Where efforts to address climate change have for the last 20 years focused on reducing national emissions through sweeping policies, like cap and trade or carbon taxes, climate policy today has shifted decisively toward smaller bore, pragmatic policies that don’t promise to eliminate the climate crisis in one fell swoop but do help us move our economy toward greater “decarbonization,” sector by sector and technology by technology. Slowly but surely, a new climate pragmatism is taking shape.

Even as the global Kyoto Protocol collapsed and cap and trade legislation foundered in Congress, U.S. emissions have declined faster than any nation’s in the world. Cheap and clean natural gas, thanks to fracking technologies developed since the 1970’s with significant support from taxpayers, has rapidly displaced coal. New fuel economy standards have helped drive down automobile emissions. Federal Clean Air Act regulations on conventional air pollutants have made it more expensive to burn coal.

The administrative actions that the President announced in his State of the Union address last February and confirmed this week should further accelerate these trends. Regulation of carbon emissions from power plants will accelerate the shift from coal to gas and new fuel economy standards on heavy trucks will help further decarbonize the transportation fleet.

A similar transition is underway internationally, with bilateral and multilateral agreements among major emitters displacing efforts to make a grand bargain to cap global emissions at the United Nations, a shift proposed by a number of critics of the 20-year effort to cap emissions, including the two of us, over the last decade, that has only to begun to bear fruit since the collapse of international climate negotiations at Copenhagen in 2009.

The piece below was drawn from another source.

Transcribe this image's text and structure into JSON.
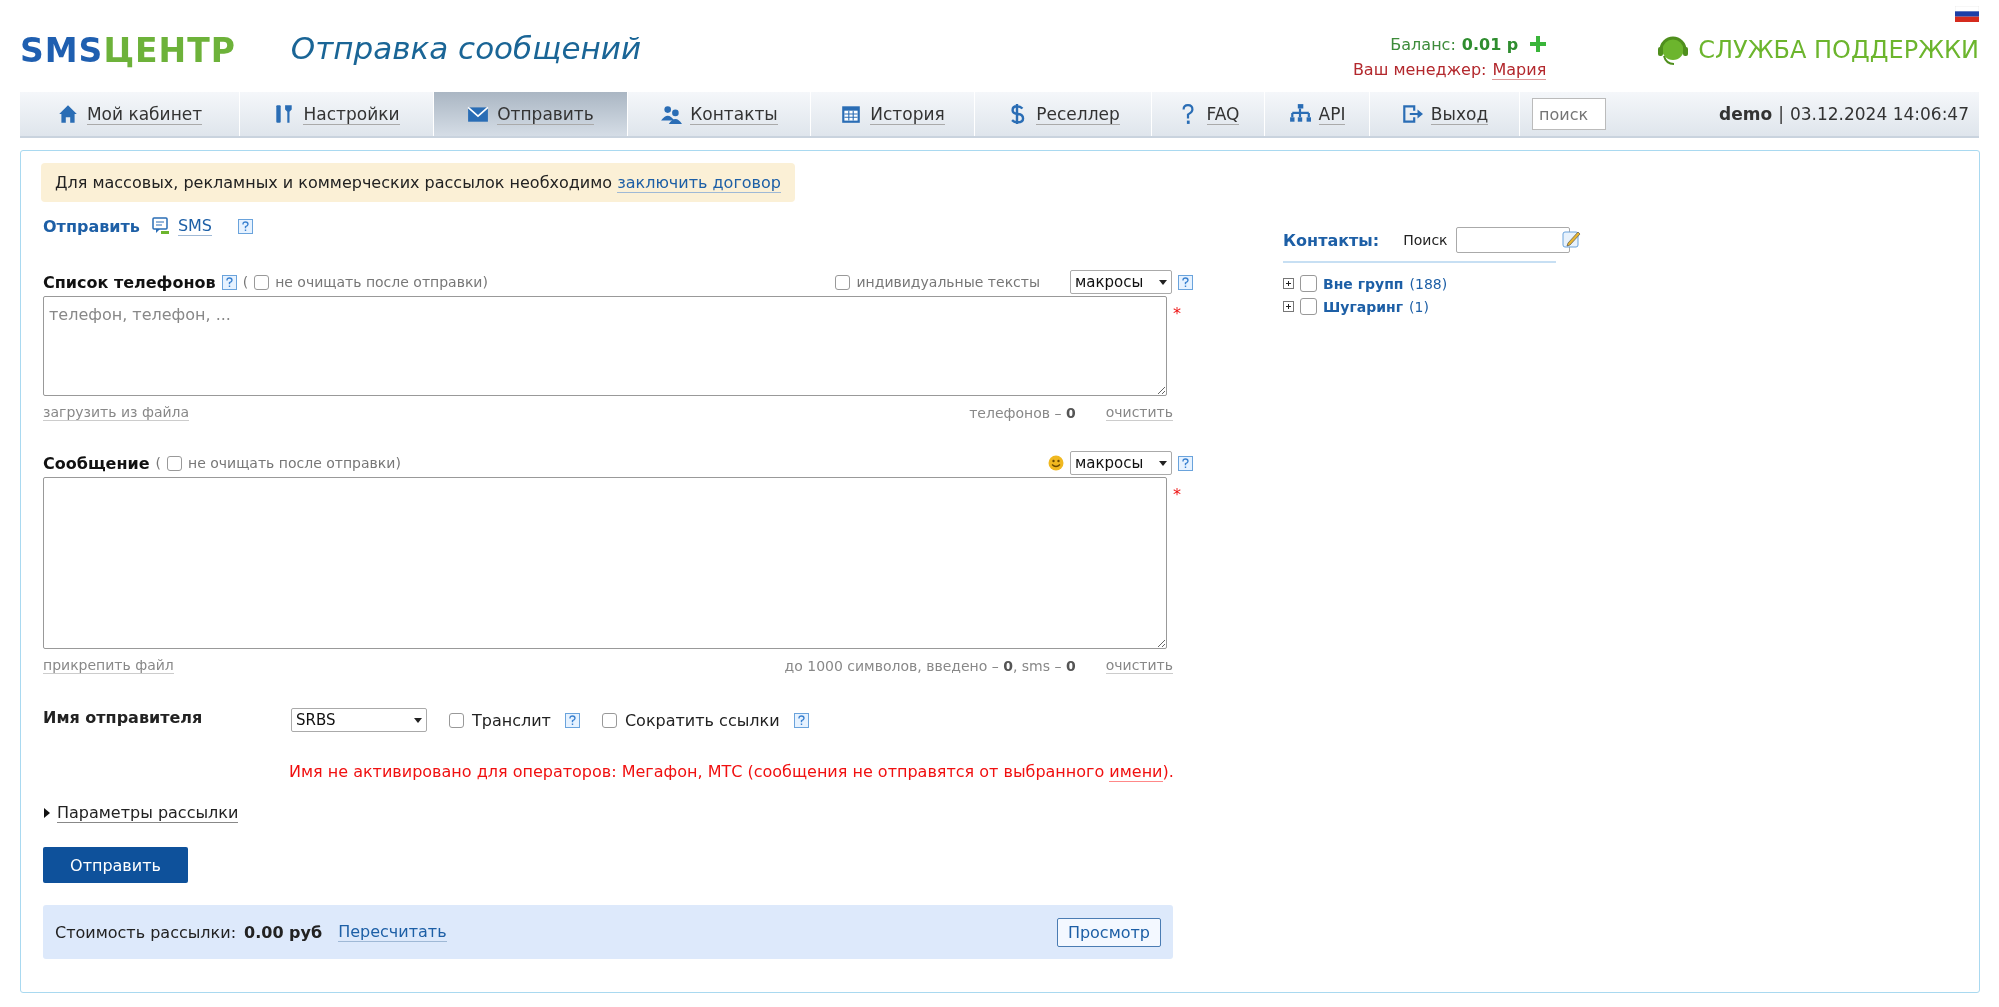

One thing, however, does remain unchanged. Climate politics retains its penchant for hype and hyperbole. The White House promoted Obama’s speech in advance with beauty shots of the Earth, complete with a New Age soundtrack. In his speech, the President served up the usual red meat for climate partisans, restating the well-established fact that climate change has been incontrovertibly linked to human greenhouse gas emissions while offering dubious assertions about the link between warming and present day natural disasters.

The reaction from climate partisans was swift and predictable. David Hawkins of the Natural Resources Defense Council told the New York Times it was the speech that environmentalists had waited for twenty years to hear, while former Vice President Al Gore proclaimed it the most important speech about climate change that a President had ever given. Conservatives offered matched denunciations, claiming that the modest actions announced by the President would deeply damage the economy and that the President had caved to the radical green fringe.

The truth is much more prosaic. There is still much work to do. Most of the progress we have made in recent years has been through incremental improvement to our existing fossil energy infrastructure — burning gas instead of coal and improving the efficiency of automobiles — not replacing fossil energy with alternative technologies, which will be necessary in order to achieve significantly deeper reductions in carbon emissions.

But the pathway to developing cheap, scalable zero carbon energy technologies will be much the same as the path we have taken to developing cleaner fossil energy technology — sustained public support for technology innovation and targeted policies to deploy those technologies as they begin to become competitive.

The President, to his credit, has been steadfast in his support for research and deployment of clean energy technology, although the heavy focus on renewables has left other options, particularly nuclear, wanting. But beyond the specifics, the shift in strategy and emphasis is salutary.

While the rhetoric and polarization among climate partisans appear resistant to both intervention and changing circumstances, something important is happening below the surface. However, self proclaimed climate hawks on the left and their doppelgangers on the right are likely to be the last to know.